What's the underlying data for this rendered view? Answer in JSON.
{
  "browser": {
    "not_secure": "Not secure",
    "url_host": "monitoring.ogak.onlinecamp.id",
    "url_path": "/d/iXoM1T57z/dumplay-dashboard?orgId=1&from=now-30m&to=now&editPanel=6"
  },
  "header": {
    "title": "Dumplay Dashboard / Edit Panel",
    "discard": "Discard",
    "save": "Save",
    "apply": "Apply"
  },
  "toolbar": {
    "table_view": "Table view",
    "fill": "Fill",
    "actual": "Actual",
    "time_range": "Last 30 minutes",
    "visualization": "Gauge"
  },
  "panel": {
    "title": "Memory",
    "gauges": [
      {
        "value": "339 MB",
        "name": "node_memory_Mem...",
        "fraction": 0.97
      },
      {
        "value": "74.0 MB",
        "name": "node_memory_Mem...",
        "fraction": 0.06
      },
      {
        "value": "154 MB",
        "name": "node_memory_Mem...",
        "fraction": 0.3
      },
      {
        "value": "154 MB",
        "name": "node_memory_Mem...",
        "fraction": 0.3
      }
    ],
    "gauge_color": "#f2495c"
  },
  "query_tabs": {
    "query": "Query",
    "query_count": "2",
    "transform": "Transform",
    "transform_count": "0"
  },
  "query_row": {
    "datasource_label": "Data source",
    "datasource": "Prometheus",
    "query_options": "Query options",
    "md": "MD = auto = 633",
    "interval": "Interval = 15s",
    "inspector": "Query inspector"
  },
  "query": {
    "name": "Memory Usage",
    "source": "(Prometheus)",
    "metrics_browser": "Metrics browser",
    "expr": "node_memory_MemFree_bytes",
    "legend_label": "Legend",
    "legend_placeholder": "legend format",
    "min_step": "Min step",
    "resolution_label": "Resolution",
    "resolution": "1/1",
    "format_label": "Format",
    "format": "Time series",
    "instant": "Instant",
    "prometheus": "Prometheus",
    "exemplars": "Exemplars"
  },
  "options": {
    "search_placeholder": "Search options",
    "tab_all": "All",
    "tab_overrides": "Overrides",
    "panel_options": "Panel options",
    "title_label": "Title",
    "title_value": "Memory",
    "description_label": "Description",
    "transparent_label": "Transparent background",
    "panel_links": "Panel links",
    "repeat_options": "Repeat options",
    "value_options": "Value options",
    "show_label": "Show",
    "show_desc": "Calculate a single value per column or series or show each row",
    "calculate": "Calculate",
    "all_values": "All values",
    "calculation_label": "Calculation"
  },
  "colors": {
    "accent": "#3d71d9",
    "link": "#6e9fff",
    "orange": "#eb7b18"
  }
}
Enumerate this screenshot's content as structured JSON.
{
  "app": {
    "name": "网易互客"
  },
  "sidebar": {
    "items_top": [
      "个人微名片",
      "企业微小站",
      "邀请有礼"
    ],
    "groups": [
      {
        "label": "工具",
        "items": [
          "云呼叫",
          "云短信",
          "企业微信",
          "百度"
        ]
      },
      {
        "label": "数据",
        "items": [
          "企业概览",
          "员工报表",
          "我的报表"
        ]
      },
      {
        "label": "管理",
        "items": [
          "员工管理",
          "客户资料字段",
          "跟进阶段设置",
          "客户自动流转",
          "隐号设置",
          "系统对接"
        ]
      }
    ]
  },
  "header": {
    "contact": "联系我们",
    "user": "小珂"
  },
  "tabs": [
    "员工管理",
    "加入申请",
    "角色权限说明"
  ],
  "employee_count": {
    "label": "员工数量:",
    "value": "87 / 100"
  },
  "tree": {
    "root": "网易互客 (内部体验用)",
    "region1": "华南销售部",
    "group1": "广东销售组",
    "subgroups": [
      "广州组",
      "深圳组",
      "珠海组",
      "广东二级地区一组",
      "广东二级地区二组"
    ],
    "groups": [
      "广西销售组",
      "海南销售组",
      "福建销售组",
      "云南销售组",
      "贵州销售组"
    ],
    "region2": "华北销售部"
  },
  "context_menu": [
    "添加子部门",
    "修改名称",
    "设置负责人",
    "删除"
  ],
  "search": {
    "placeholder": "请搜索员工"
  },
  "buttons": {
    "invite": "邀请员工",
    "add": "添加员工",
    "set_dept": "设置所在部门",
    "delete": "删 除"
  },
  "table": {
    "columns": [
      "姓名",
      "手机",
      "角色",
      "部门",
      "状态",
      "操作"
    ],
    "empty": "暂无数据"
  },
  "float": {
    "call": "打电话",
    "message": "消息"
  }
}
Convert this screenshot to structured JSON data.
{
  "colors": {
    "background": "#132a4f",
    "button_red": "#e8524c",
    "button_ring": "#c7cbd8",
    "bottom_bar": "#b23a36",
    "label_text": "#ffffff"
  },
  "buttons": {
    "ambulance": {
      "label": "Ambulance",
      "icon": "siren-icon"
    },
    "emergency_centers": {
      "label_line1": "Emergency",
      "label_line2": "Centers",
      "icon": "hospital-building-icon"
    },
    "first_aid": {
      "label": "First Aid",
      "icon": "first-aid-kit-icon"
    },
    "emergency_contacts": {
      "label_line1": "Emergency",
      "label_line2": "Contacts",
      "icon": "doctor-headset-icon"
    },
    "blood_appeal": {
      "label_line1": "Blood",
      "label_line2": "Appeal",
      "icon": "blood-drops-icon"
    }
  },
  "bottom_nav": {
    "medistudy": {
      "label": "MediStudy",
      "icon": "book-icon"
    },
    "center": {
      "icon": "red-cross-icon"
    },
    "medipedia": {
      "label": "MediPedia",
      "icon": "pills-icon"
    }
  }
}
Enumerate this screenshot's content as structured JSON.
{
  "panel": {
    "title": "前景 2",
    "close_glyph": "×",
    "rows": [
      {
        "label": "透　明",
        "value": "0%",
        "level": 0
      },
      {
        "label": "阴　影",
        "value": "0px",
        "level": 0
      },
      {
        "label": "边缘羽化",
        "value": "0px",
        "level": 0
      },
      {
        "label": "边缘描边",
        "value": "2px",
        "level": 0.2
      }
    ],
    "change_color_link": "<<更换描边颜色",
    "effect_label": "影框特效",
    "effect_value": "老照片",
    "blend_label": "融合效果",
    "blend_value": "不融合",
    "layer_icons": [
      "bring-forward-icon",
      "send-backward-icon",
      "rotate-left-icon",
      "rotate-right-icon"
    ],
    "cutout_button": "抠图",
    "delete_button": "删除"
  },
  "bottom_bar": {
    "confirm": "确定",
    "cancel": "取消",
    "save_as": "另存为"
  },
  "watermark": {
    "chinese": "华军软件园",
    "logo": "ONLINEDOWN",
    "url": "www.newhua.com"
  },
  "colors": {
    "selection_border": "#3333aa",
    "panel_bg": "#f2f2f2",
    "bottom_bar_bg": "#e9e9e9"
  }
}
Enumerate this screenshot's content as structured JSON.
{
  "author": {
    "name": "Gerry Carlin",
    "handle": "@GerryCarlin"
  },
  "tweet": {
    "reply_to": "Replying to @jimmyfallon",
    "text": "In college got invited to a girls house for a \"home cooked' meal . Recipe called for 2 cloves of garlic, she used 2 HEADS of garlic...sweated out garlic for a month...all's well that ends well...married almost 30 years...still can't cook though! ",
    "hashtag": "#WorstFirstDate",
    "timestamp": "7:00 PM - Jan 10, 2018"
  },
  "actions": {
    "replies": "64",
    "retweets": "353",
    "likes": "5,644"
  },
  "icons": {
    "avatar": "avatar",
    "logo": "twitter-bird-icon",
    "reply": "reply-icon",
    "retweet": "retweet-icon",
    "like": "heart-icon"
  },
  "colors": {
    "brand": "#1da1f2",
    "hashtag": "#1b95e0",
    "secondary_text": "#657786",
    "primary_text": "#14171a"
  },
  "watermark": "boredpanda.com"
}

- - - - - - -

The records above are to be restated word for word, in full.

What's the underlying data for this rendered view? Answer in JSON.
{
  "browser": {
    "not_secure": "Not secure",
    "url_host": "monitoring.ogak.onlinecamp.id",
    "url_path": "/d/iXoM1T57z/dumplay-dashboard?orgId=1&from=now-30m&to=now&editPanel=6"
  },
  "header": {
    "title": "Dumplay Dashboard / Edit Panel",
    "discard": "Discard",
    "save": "Save",
    "apply": "Apply"
  },
  "toolbar": {
    "table_view": "Table view",
    "fill": "Fill",
    "actual": "Actual",
    "time_range": "Last 30 minutes",
    "visualization": "Gauge"
  },
  "panel": {
    "title": "Memory",
    "gauges": [
      {
        "value": "339 MB",
        "name": "node_memory_Mem...",
        "fraction": 0.97
      },
      {
        "value": "74.0 MB",
        "name": "node_memory_Mem...",
        "fraction": 0.06
      },
      {
        "value": "154 MB",
        "name": "node_memory_Mem...",
        "fraction": 0.3
      },
      {
        "value": "154 MB",
        "name": "node_memory_Mem...",
        "fraction": 0.3
      }
    ],
    "gauge_color": "#f2495c"
  },
  "query_tabs": {
    "query": "Query",
    "query_count": "2",
    "transform": "Transform",
    "transform_count": "0"
  },
  "query_row": {
    "datasource_label": "Data source",
    "datasource": "Prometheus",
    "query_options": "Query options",
    "md": "MD = auto = 633",
    "interval": "Interval = 15s",
    "inspector": "Query inspector"
  },
  "query": {
    "name": "Memory Usage",
    "source": "(Prometheus)",
    "metrics_browser": "Metrics browser",
    "expr": "node_memory_MemFree_bytes",
    "legend_label": "Legend",
    "legend_placeholder": "legend format",
    "min_step": "Min step",
    "resolution_label": "Resolution",
    "resolution": "1/1",
    "format_label": "Format",
    "format": "Time series",
    "instant": "Instant",
    "prometheus": "Prometheus",
    "exemplars": "Exemplars"
  },
  "options": {
    "search_placeholder": "Search options",
    "tab_all": "All",
    "tab_overrides": "Overrides",
    "panel_options": "Panel options",
    "title_label": "Title",
    "title_value": "Memory",
    "description_label": "Description",
    "transparent_label": "Transparent background",
    "panel_links": "Panel links",
    "repeat_options": "Repeat options",
    "value_options": "Value options",
    "show_label": "Show",
    "show_desc": "Calculate a single value per column or series or show each row",
    "calculate": "Calculate",
    "all_values": "All values",
    "calculation_label": "Calculation"
  },
  "colors": {
    "accent": "#3d71d9",
    "link": "#6e9fff",
    "orange": "#eb7b18"
  }
}
Enumerate this screenshot's content as structured JSON.
{
  "app": {
    "name": "网易互客"
  },
  "sidebar": {
    "items_top": [
      "个人微名片",
      "企业微小站",
      "邀请有礼"
    ],
    "groups": [
      {
        "label": "工具",
        "items": [
          "云呼叫",
          "云短信",
          "企业微信",
          "百度"
        ]
      },
      {
        "label": "数据",
        "items": [
          "企业概览",
          "员工报表",
          "我的报表"
        ]
      },
      {
        "label": "管理",
        "items": [
          "员工管理",
          "客户资料字段",
          "跟进阶段设置",
          "客户自动流转",
          "隐号设置",
          "系统对接"
        ]
      }
    ]
  },
  "header": {
    "contact": "联系我们",
    "user": "小珂"
  },
  "tabs": [
    "员工管理",
    "加入申请",
    "角色权限说明"
  ],
  "employee_count": {
    "label": "员工数量:",
    "value": "87 / 100"
  },
  "tree": {
    "root": "网易互客 (内部体验用)",
    "region1": "华南销售部",
    "group1": "广东销售组",
    "subgroups": [
      "广州组",
      "深圳组",
      "珠海组",
      "广东二级地区一组",
      "广东二级地区二组"
    ],
    "groups": [
      "广西销售组",
      "海南销售组",
      "福建销售组",
      "云南销售组",
      "贵州销售组"
    ],
    "region2": "华北销售部"
  },
  "context_menu": [
    "添加子部门",
    "修改名称",
    "设置负责人",
    "删除"
  ],
  "search": {
    "placeholder": "请搜索员工"
  },
  "buttons": {
    "invite": "邀请员工",
    "add": "添加员工",
    "set_dept": "设置所在部门",
    "delete": "删 除"
  },
  "table": {
    "columns": [
      "姓名",
      "手机",
      "角色",
      "部门",
      "状态",
      "操作"
    ],
    "empty": "暂无数据"
  },
  "float": {
    "call": "打电话",
    "message": "消息"
  }
}
Convert this screenshot to structured JSON data.
{
  "colors": {
    "background": "#132a4f",
    "button_red": "#e8524c",
    "button_ring": "#c7cbd8",
    "bottom_bar": "#b23a36",
    "label_text": "#ffffff"
  },
  "buttons": {
    "ambulance": {
      "label": "Ambulance",
      "icon": "siren-icon"
    },
    "emergency_centers": {
      "label_line1": "Emergency",
      "label_line2": "Centers",
      "icon": "hospital-building-icon"
    },
    "first_aid": {
      "label": "First Aid",
      "icon": "first-aid-kit-icon"
    },
    "emergency_contacts": {
      "label_line1": "Emergency",
      "label_line2": "Contacts",
      "icon": "doctor-headset-icon"
    },
    "blood_appeal": {
      "label_line1": "Blood",
      "label_line2": "Appeal",
      "icon": "blood-drops-icon"
    }
  },
  "bottom_nav": {
    "medistudy": {
      "label": "MediStudy",
      "icon": "book-icon"
    },
    "center": {
      "icon": "red-cross-icon"
    },
    "medipedia": {
      "label": "MediPedia",
      "icon": "pills-icon"
    }
  }
}
Enumerate this screenshot's content as structured JSON.
{
  "panel": {
    "title": "前景 2",
    "close_glyph": "×",
    "rows": [
      {
        "label": "透　明",
        "value": "0%",
        "level": 0
      },
      {
        "label": "阴　影",
        "value": "0px",
        "level": 0
      },
      {
        "label": "边缘羽化",
        "value": "0px",
        "level": 0
      },
      {
        "label": "边缘描边",
        "value": "2px",
        "level": 0.2
      }
    ],
    "change_color_link": "<<更换描边颜色",
    "effect_label": "影框特效",
    "effect_value": "老照片",
    "blend_label": "融合效果",
    "blend_value": "不融合",
    "layer_icons": [
      "bring-forward-icon",
      "send-backward-icon",
      "rotate-left-icon",
      "rotate-right-icon"
    ],
    "cutout_button": "抠图",
    "delete_button": "删除"
  },
  "bottom_bar": {
    "confirm": "确定",
    "cancel": "取消",
    "save_as": "另存为"
  },
  "watermark": {
    "chinese": "华军软件园",
    "logo": "ONLINEDOWN",
    "url": "www.newhua.com"
  },
  "colors": {
    "selection_border": "#3333aa",
    "panel_bg": "#f2f2f2",
    "bottom_bar_bg": "#e9e9e9"
  }
}
Enumerate this screenshot's content as structured JSON.
{
  "author": {
    "name": "Gerry Carlin",
    "handle": "@GerryCarlin"
  },
  "tweet": {
    "reply_to": "Replying to @jimmyfallon",
    "text": "In college got invited to a girls house for a \"home cooked' meal . Recipe called for 2 cloves of garlic, she used 2 HEADS of garlic...sweated out garlic for a month...all's well that ends well...married almost 30 years...still can't cook though! ",
    "hashtag": "#WorstFirstDate",
    "timestamp": "7:00 PM - Jan 10, 2018"
  },
  "actions": {
    "replies": "64",
    "retweets": "353",
    "likes": "5,644"
  },
  "icons": {
    "avatar": "avatar",
    "logo": "twitter-bird-icon",
    "reply": "reply-icon",
    "retweet": "retweet-icon",
    "like": "heart-icon"
  },
  "colors": {
    "brand": "#1da1f2",
    "hashtag": "#1b95e0",
    "secondary_text": "#657786",
    "primary_text": "#14171a"
  },
  "watermark": "boredpanda.com"
}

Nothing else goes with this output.